Two graduates of the Gatton Academy of Mathematics and Sciences recently received two of the nation’s most prestigious graduate awards. Elvin N. Erihami (’19, Paul L. Dunbar HS) is a Rhodes Scholarship and Samuel C. Kessler (’18, Campbellsville HS) is a George J. Mitchell Scholarship.
Irihami is a final year student at Indiana University where he received the Hermann B. Wells Scholarship. Majoring in neuroscience, he co-founded and chairs a charity, the Eckford Mentorship Program, using industry and academic partnerships to bring black, Latino, and Native American talent into the workforce. He is also active in creating start-up circles that help residents of nursing homes. Irihami was a student advisor to the president of Indiana University and the university’s vice president for undergraduate education. He is the co-author of three scientific publications in peer-reviewed publications, including Nature and cells related to cancer chemotherapy. Irihamye plans to pursue an MSc in Translational Health Sciences and an MSc in Evidence-Based Social Intervention and Policy Evaluation at Oxford. This year’s Rhodes Scholar class of 32 students from the United States was selected from among 826 candidates endorsed by 247 different colleges. The most prestigious international scholarship for graduate students of American universities, this award was established in 1903 by the final will and bequest of Cecil John Rhodes, with the first class of scholars beginning their studies at Oxford in 1904. Students from all over the world competed for the 102 scholarships awarded. annually. Irihami will begin his studies at Oxford University next October, joining scholarship holders from more than 60 other countries.

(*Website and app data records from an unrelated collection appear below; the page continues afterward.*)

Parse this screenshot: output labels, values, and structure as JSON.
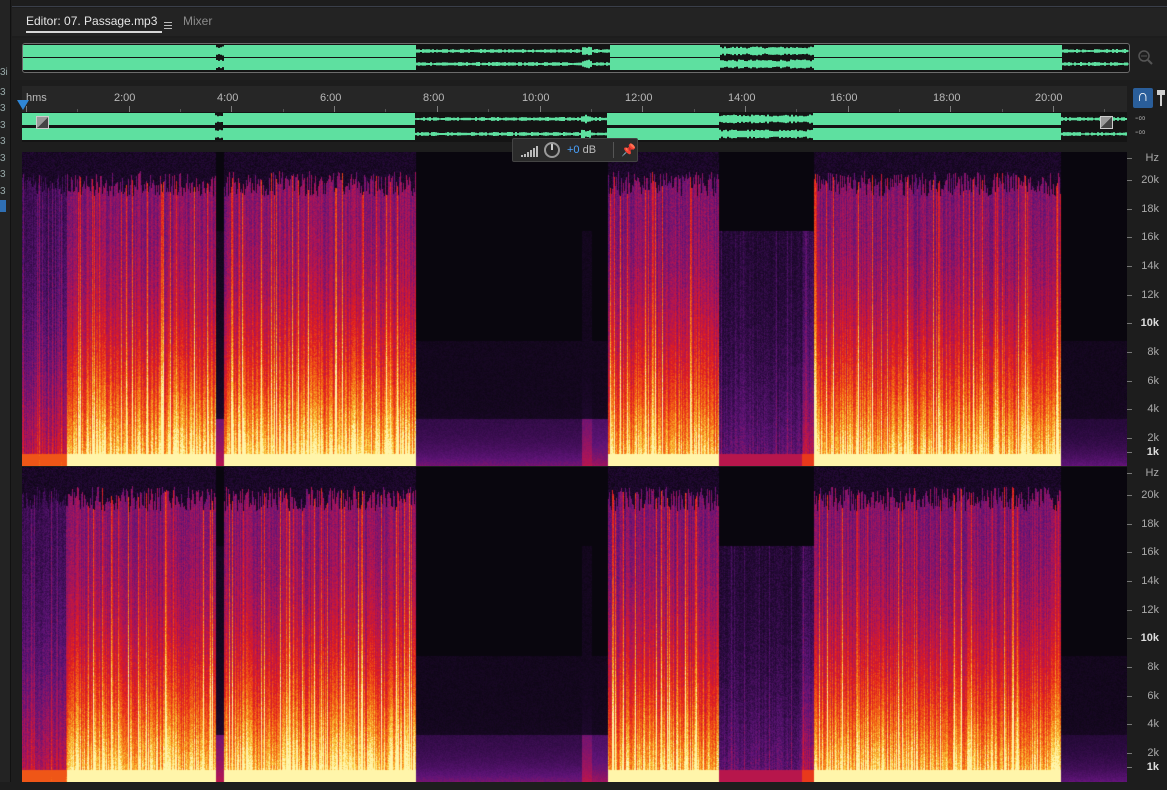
{
  "tabs": {
    "editor_label": "Editor: 07. Passage.mp3",
    "mixer_label": "Mixer"
  },
  "left_strip": [
    "3i",
    "3",
    "3",
    "3",
    "3",
    "3",
    "3",
    "3"
  ],
  "ruler": {
    "unit_label": "hms",
    "labels": [
      "2:00",
      "4:00",
      "6:00",
      "8:00",
      "10:00",
      "12:00",
      "14:00",
      "16:00",
      "18:00",
      "20:00"
    ]
  },
  "db_labels": [
    "-∞",
    "-∞"
  ],
  "hud": {
    "gain_value": "+0",
    "gain_unit": "dB"
  },
  "freq_axis": {
    "unit": "Hz",
    "labels": [
      "20k",
      "18k",
      "16k",
      "14k",
      "12k",
      "10k",
      "8k",
      "6k",
      "4k",
      "2k",
      "1k"
    ]
  },
  "colors": {
    "waveform": "#5ee0a0",
    "accent": "#2f86d6",
    "background": "#1d1d1d"
  },
  "icons": {
    "zoom": "zoom-icon",
    "headphone": "headphone-icon",
    "marker": "marker-icon",
    "pin": "pin-icon"
  }
}
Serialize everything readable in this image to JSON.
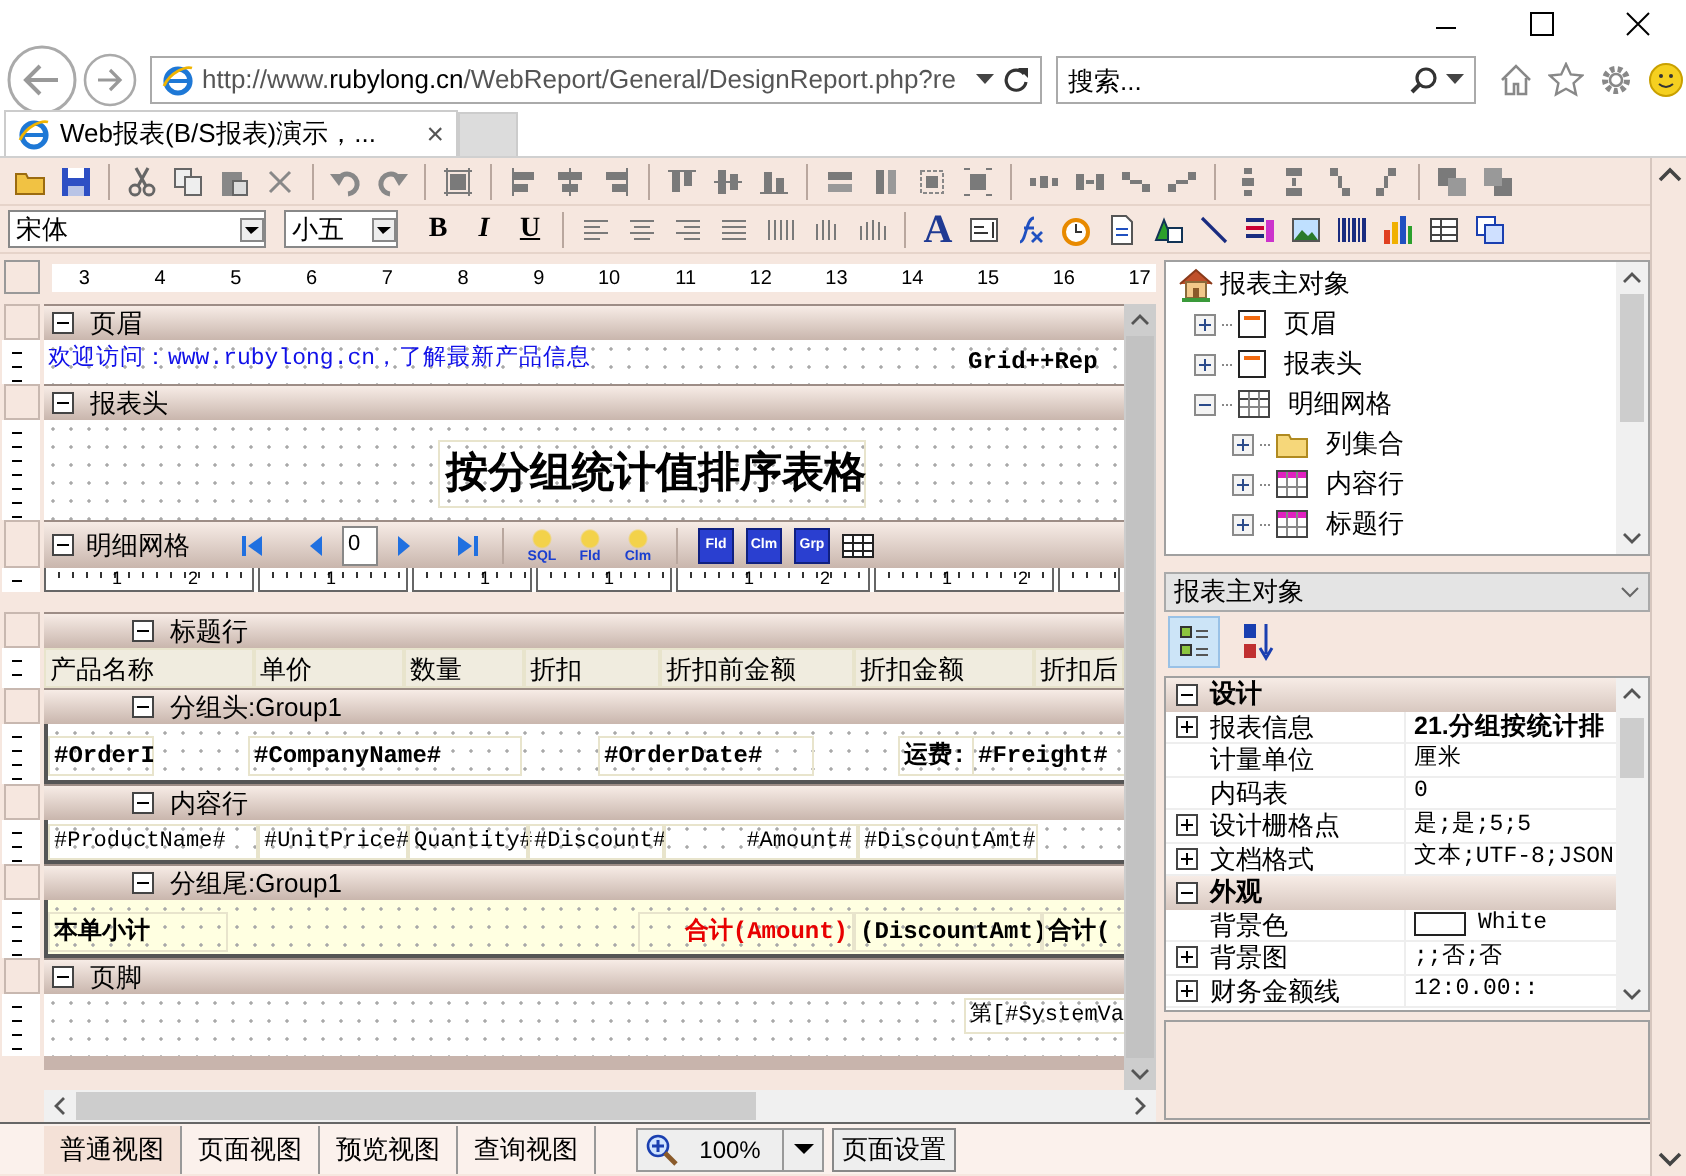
{
  "browser": {
    "address": {
      "scheme_host": "http://www.",
      "domain": "rubylong.cn",
      "path": "/WebReport/General/DesignReport.php?re"
    },
    "search": {
      "placeholder": "搜索..."
    },
    "tabs": [
      {
        "title": "Web报表(B/S报表)演示，...",
        "selected": true,
        "close": "×"
      }
    ]
  },
  "toolbar": {
    "font": "宋体",
    "font_size": "小五",
    "format_buttons": [
      "B",
      "I",
      "U"
    ],
    "text_tool": "A"
  },
  "designer": {
    "ruler": [
      "3",
      "4",
      "5",
      "6",
      "7",
      "8",
      "9",
      "10",
      "11",
      "12",
      "13",
      "14",
      "15",
      "16",
      "17"
    ],
    "sections": [
      {
        "kind": "band",
        "title": "页眉",
        "expanded": true,
        "cells": [
          {
            "text": "欢迎访问：www.rubylong.cn，了解最新产品信息",
            "kind": "link"
          },
          {
            "text": "Grid++Rep",
            "kind": "bold"
          }
        ]
      },
      {
        "kind": "band",
        "title": "报表头",
        "expanded": true,
        "cells": [
          {
            "text": "按分组统计值排序表格",
            "kind": "title"
          }
        ]
      },
      {
        "kind": "grid",
        "title": "明细网格",
        "expanded": true,
        "page": "0",
        "tools": [
          "SQL",
          "Fld",
          "Clm"
        ],
        "tools_2": [
          "Fld",
          "Clm",
          "Grp"
        ],
        "column_ruler": [
          [
            "1",
            "2"
          ],
          [
            "1"
          ],
          [
            "1"
          ],
          [
            "1"
          ],
          [
            "1",
            "2"
          ],
          [
            "1",
            "2"
          ]
        ]
      },
      {
        "kind": "grid-band",
        "title": "标题行",
        "expanded": true,
        "cells": [
          {
            "text": "产品名称",
            "kind": "header"
          },
          {
            "text": "单价",
            "kind": "header"
          },
          {
            "text": "数量",
            "kind": "header"
          },
          {
            "text": "折扣",
            "kind": "header"
          },
          {
            "text": "折扣前金额",
            "kind": "header"
          },
          {
            "text": "折扣金额",
            "kind": "header"
          },
          {
            "text": "折扣后",
            "kind": "header"
          }
        ]
      },
      {
        "kind": "grid-band",
        "title": "分组头:Group1",
        "expanded": true,
        "cells": [
          {
            "text": "#OrderI",
            "kind": "field"
          },
          {
            "text": "#CompanyName#",
            "kind": "field"
          },
          {
            "text": "#OrderDate#",
            "kind": "field"
          },
          {
            "text": "运费:",
            "kind": "field"
          },
          {
            "text": "#Freight#",
            "kind": "field"
          }
        ]
      },
      {
        "kind": "grid-band",
        "title": "内容行",
        "expanded": true,
        "cells": [
          {
            "text": "#ProductName#",
            "kind": "plain"
          },
          {
            "text": "#UnitPrice#",
            "kind": "plain-right"
          },
          {
            "text": "Quantity#",
            "kind": "plain-right"
          },
          {
            "text": "#Discount#",
            "kind": "plain-right"
          },
          {
            "text": "#Amount#",
            "kind": "plain-right"
          },
          {
            "text": "#DiscountAmt#",
            "kind": "plain-right"
          }
        ]
      },
      {
        "kind": "grid-band",
        "title": "分组尾:Group1",
        "expanded": true,
        "cells": [
          {
            "text": "本单小计",
            "kind": "field"
          },
          {
            "text": "合计(Amount)",
            "kind": "sum"
          },
          {
            "text": "(DiscountAmt)",
            "kind": "field"
          },
          {
            "text": "合计(",
            "kind": "field"
          }
        ]
      },
      {
        "kind": "band",
        "title": "页脚",
        "expanded": true,
        "cells": [
          {
            "text": "第[#SystemVa",
            "kind": "plain"
          }
        ]
      }
    ]
  },
  "object_tree": {
    "root": "报表主对象",
    "items": [
      {
        "label": "页眉",
        "kind": "band",
        "expanded": false
      },
      {
        "label": "报表头",
        "kind": "band",
        "expanded": false
      },
      {
        "label": "明细网格",
        "kind": "grid",
        "expanded": true,
        "children": [
          {
            "label": "列集合",
            "kind": "folder",
            "expanded": false
          },
          {
            "label": "内容行",
            "kind": "row",
            "expanded": false
          },
          {
            "label": "标题行",
            "kind": "row",
            "expanded": false
          }
        ]
      }
    ]
  },
  "property_panel": {
    "object": "报表主对象",
    "view_buttons": [
      {
        "kind": "categorized",
        "selected": true
      },
      {
        "kind": "alphabetical",
        "selected": false
      }
    ],
    "categories": [
      {
        "title": "设计",
        "expanded": true,
        "rows": [
          {
            "name": "报表信息",
            "value": "21.分组按统计排",
            "expandable": true,
            "bold": true
          },
          {
            "name": "计量单位",
            "value": "厘米",
            "expandable": false,
            "bold": false
          },
          {
            "name": "内码表",
            "value": "0",
            "expandable": false,
            "bold": false
          },
          {
            "name": "设计栅格点",
            "value": "是;是;5;5",
            "expandable": true,
            "bold": false
          },
          {
            "name": "文档格式",
            "value": "文本;UTF-8;JSON",
            "expandable": true,
            "bold": false
          }
        ]
      },
      {
        "title": "外观",
        "expanded": true,
        "rows": [
          {
            "name": "背景色",
            "value": "White",
            "expandable": false,
            "bold": false,
            "kind": "color",
            "color": "#ffffff"
          },
          {
            "name": "背景图",
            "value": ";;否;否",
            "expandable": true,
            "bold": false
          },
          {
            "name": "财务金额线",
            "value": "12:0.00::",
            "expandable": true,
            "bold": false
          }
        ]
      }
    ]
  },
  "bottom_bar": {
    "view_tabs": [
      {
        "label": "普通视图",
        "selected": true
      },
      {
        "label": "页面视图",
        "selected": false
      },
      {
        "label": "预览视图",
        "selected": false
      },
      {
        "label": "查询视图",
        "selected": false
      }
    ],
    "zoom": "100%",
    "page_setup": "页面设置"
  }
}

Kessler is a final year student at the University of Louisville where he was a Grawemeyer Scholar. He will earn a BA in Applied Geography and a BA in Individual Study of Public Policy and Environmental Mitigation. Kessler was announced as one of 12 members of the American-Irish coalition of George J. Mitchell Scholar of the Year 2023. One of the country’s most prestigious scholarship programs, it sends future American leaders to the island of Ireland for a year of graduate study. Kessler has been recognized for developments in water sampling with the KY Institute for Environment and Sustainable Development and holds a patent pending with the USGS. He co-founded UofL’s first peer-reviewed journal for student research and founded the Commonwealth Policy Alliance, a non-profit think tank that connects university knowledge with legislative partners to develop solutions. With its work on the environmental economics of Kentucky’s bourbon industry, the think tank has drafted a bill ready for presentation in the state legislature. Kessler is Congressman Hal Rogers Scholar, and an admissions specialist with the Kentucky Resource Council. He sees promise for renewable biogas energy in Kentucky from static bourbon waste — the same thing found in Irish whiskey production. Commissioned by the University’s Dean to serve the Sustainability Council, he is one of two student authors of the UofL Climate Action Plan and coordinated negotiations to transition the campus to renewable biogas energy using local methane sources and extracted biotechnology for value from UofL’s Kohn Center for Renewable Energy. Kessler investigated this technology with CONN Center scientists and developed a proposal to use algae as a bio-renewable, low-carbon alternative to coal or peat, which might generate revenue from growing algae and maintaining carbon-sink swamps like those in Ireland. He will study public policy at University College Dublin.
Kessler says, “Mitchell is among the best in the world, and I am very humbled to receive him from the US-Irish alliance. Beginning with Gatton with the Gatton Research Internship, it is a clear sign that my research experiences and policy projects have been on the right track. I thank God and my family’s support Along the way, as well as those in Kentucky who facilitated my experience after Gatton.All Mitchell Scholars are visionaries with amazing experiences of their own, and I am honored to be among them.As a scholar at Mitchell University, I also look forward to sending some friendly mutual regards across the Irish Sea to my friend Elvin Irihamye, a graduate of Gatton Alum and now a Rhodes scholar at Oxford.”
About Gatton Academy Founded in 2007, Gatton Academy is Kentucky’s first two-year residential program for the gifted, talented, and high-achieving young and old. Gatton Academy students apply as high school sophomores, enroll as juniors, and are full-time WKU students pursuing interests in advanced STEM fields.